This was among the first questions asked and perhaps one of the most important. Customer expectations are growing decidedly, due largely to the “Amazon Effect” which has created a sense of instant gratification among consumers. Amazon continues to cut down shipping times, offering two day, next, or even same day deliveries, all while letting customers see where their package is with a few clicks. That level of expectation has grown from a consumer level to a professional level.

The real question is, are customers willing to pay for that service?

The general consensus from our partners in Japan is, Yes, customers are willing to pay a premium, but with a few caveats. Supply and demand are constantly changing, and the balance is crucial when it comes to forwarding the costs on to the customer. When capacity gets tight, and the deadlines are even tighter, there is a need for that higher level of visibility regardless of industry. Of course, ROI and proof of value are important to this discussion as well, as most companies aren’t willing to shell out for a new system if they’re not more or less guaranteed of a healthy return on their investment.

Another interesting point that was brought up is the need to work from home during the pandemic. A good platform that provides higher levels of visibility when working remotely is becoming more crucial as companies continue to seek out ways to keep productivity flowing while everyone is out of the office. 

The flipside to what customers are willing to pay is when you consider it as a cost saving measure. When we look at the process of data entry for shipments and the “traditional” way of tracking and tracing a container, it becomes a very involved process that someone has to be paid to do. If the process were automated, personnel could be reallocated to a higher value added task while reducing the possibility of errors in the data entry process.

Efficiency is Key to Operational Success During the Pandemic

This is true of day to day operations during the best of times, let alone the current situation. The global supply chain for ocean freight is rife with inefficiencies. A study from Shanka concluded that in just one shipment from Asia to Europe, there are approximately 30 people involved in the process with over 200 communications in the transaction from end to end. A simple mistake or keystroke error could delay the entire process, costing the shipper a considerable amount of both time and money. 
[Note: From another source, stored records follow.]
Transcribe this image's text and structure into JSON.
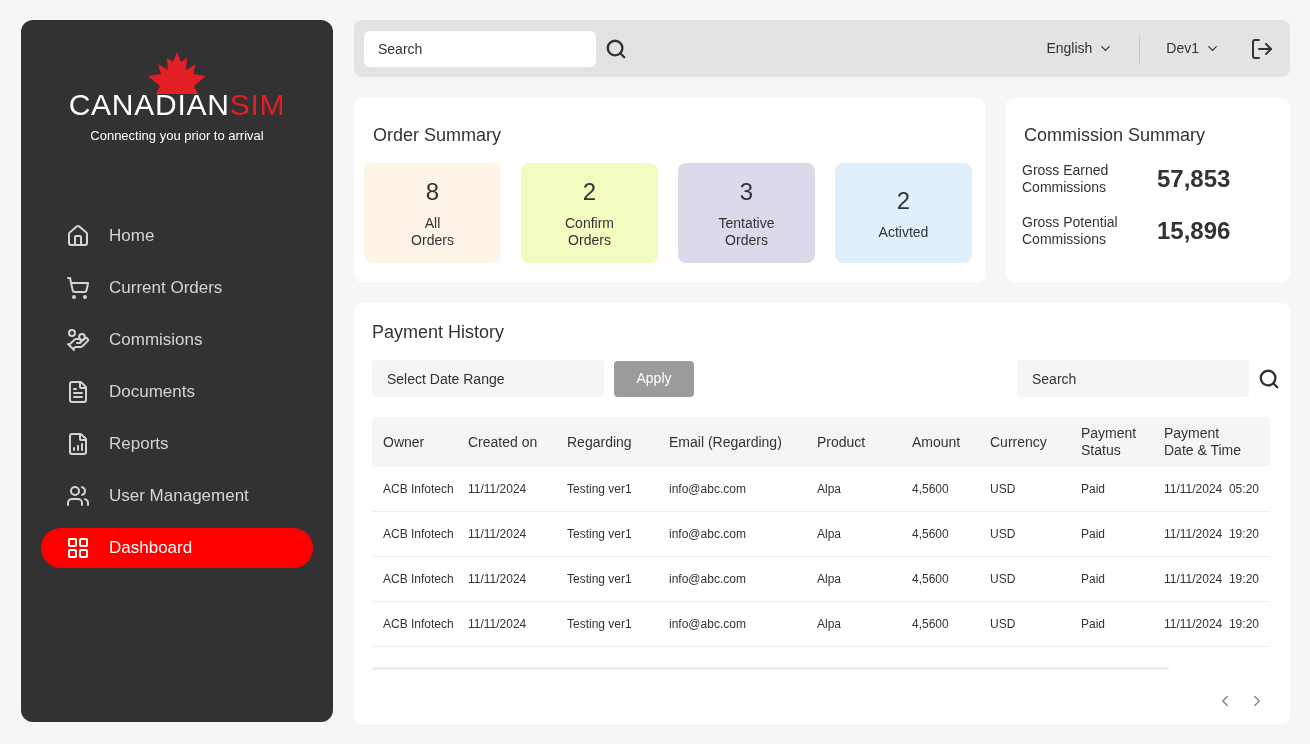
{
  "sidebar": {
    "logo": {
      "name_1": "CANADIAN",
      "name_2": "SIM",
      "tagline": "Connecting you prior to arrival"
    },
    "items": [
      {
        "label": "Home",
        "kind": "home",
        "selected": false
      },
      {
        "label": "Current Orders",
        "kind": "orders",
        "selected": false
      },
      {
        "label": "Commisions",
        "kind": "commissions",
        "selected": false
      },
      {
        "label": "Documents",
        "kind": "documents",
        "selected": false
      },
      {
        "label": "Reports",
        "kind": "reports",
        "selected": false
      },
      {
        "label": "User Management",
        "kind": "users",
        "selected": false
      },
      {
        "label": "Dashboard",
        "kind": "dashboard",
        "selected": true
      }
    ]
  },
  "top_bar": {
    "search": {
      "placeholder": "Search"
    },
    "language": "English",
    "user": "Dev1"
  },
  "order_summary": {
    "title": "Order Summary",
    "tiles": [
      {
        "count": "8",
        "label": "All\nOrders",
        "color": "#fdf3e7"
      },
      {
        "count": "2",
        "label": "Confirm\nOrders",
        "color": "#f1fcc0"
      },
      {
        "count": "3",
        "label": "Tentative\nOrders",
        "color": "#dcdaea"
      },
      {
        "count": "2",
        "label": "Activted",
        "color": "#dfeffc"
      }
    ]
  },
  "commission_summary": {
    "title": "Commission Summary",
    "rows": [
      {
        "label": "Gross Earned\nCommissions",
        "value": "57,853"
      },
      {
        "label": "Gross Potential\nCommissions",
        "value": "15,896"
      }
    ]
  },
  "payment_history": {
    "title": "Payment History",
    "date_range": {
      "placeholder": "Select Date Range"
    },
    "apply_button": "Apply",
    "search": {
      "placeholder": "Search"
    },
    "table": {
      "columns": [
        "Owner",
        "Created on",
        "Regarding",
        "Email (Regarding)",
        "Product",
        "Amount",
        "Currency",
        "Payment\nStatus",
        "Payment\nDate & Time"
      ],
      "rows": [
        [
          "ACB Infotech",
          "11/11/2024",
          "Testing ver1",
          "info@abc.com",
          "Alpa",
          "4,5600",
          "USD",
          "Paid",
          "11/11/2024  05:20"
        ],
        [
          "ACB Infotech",
          "11/11/2024",
          "Testing ver1",
          "info@abc.com",
          "Alpa",
          "4,5600",
          "USD",
          "Paid",
          "11/11/2024  19:20"
        ],
        [
          "ACB Infotech",
          "11/11/2024",
          "Testing ver1",
          "info@abc.com",
          "Alpa",
          "4,5600",
          "USD",
          "Paid",
          "11/11/2024  19:20"
        ],
        [
          "ACB Infotech",
          "11/11/2024",
          "Testing ver1",
          "info@abc.com",
          "Alpa",
          "4,5600",
          "USD",
          "Paid",
          "11/11/2024  19:20"
        ]
      ]
    }
  }
}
Even after the pandemic ends, and business returns to normal, we’re going to see a continued need for visibility, even as that need varies from customer to customer, the overall need will continue to grow. One of the biggest reasons being the need for higher levels of efficiency. As our own COO, Josh Brazil, put it:

“Our typical use case is either going to be freight forwarders or shippers. And usually they’re coming to us because they’re traditionally doing manual processes. Maybe they’re just searching the website of the carrier and getting the BL number, putting that into an Excel table, entering that [data] into their own system. It’s a very manual process and it’s always been a manual process. Probably to most people’s surprise is that they’re still doing this a lot in various organizations. Well, obviously when you get beyond several hundred containers that you’re trying to track and trace on a daily basis, of course, that doesn’t make any sense.”

Visibility Means More Tools in the Box

Perhaps one of the most important takeaways from this webinar is that visibility offers an organization so many more solutions and opportunities than simply answering “Where is my box?”. 

For freight forwarders, visibility tools are an extra service (and value) that can be added to a customer, making a partnership that much more valuable to shippers. As for shippers, the ROI for simply cutting down on detention and demurrage fees alone makes the system pay for itself exponentially in a very short period. Visibility, at any level of the supply chain significantly ratchets up productivity and efficiency while minimizing the potential for errors, giving organizations a competitive advantage in an ever growing field.

As these takeaways are only a brief summary of a much more comprehensive webinar, we encourage you to watch our fireside chat with CargoNow to learn more about the importance of visibility and predictive data and how they can benefit your business. For further reading, please download our Whitepaper on the ROI of an Ocean Freight Track System (OFTS) here:

What’s the ROI of an Ocean Freight Tracking System?

As a shipper, forwarder, or beneficial cargo owner (BCO), you know you need reliable visibility of your shipments. With so many different data sources, having an Ocean Freight Tracking System (OFTS) is vital.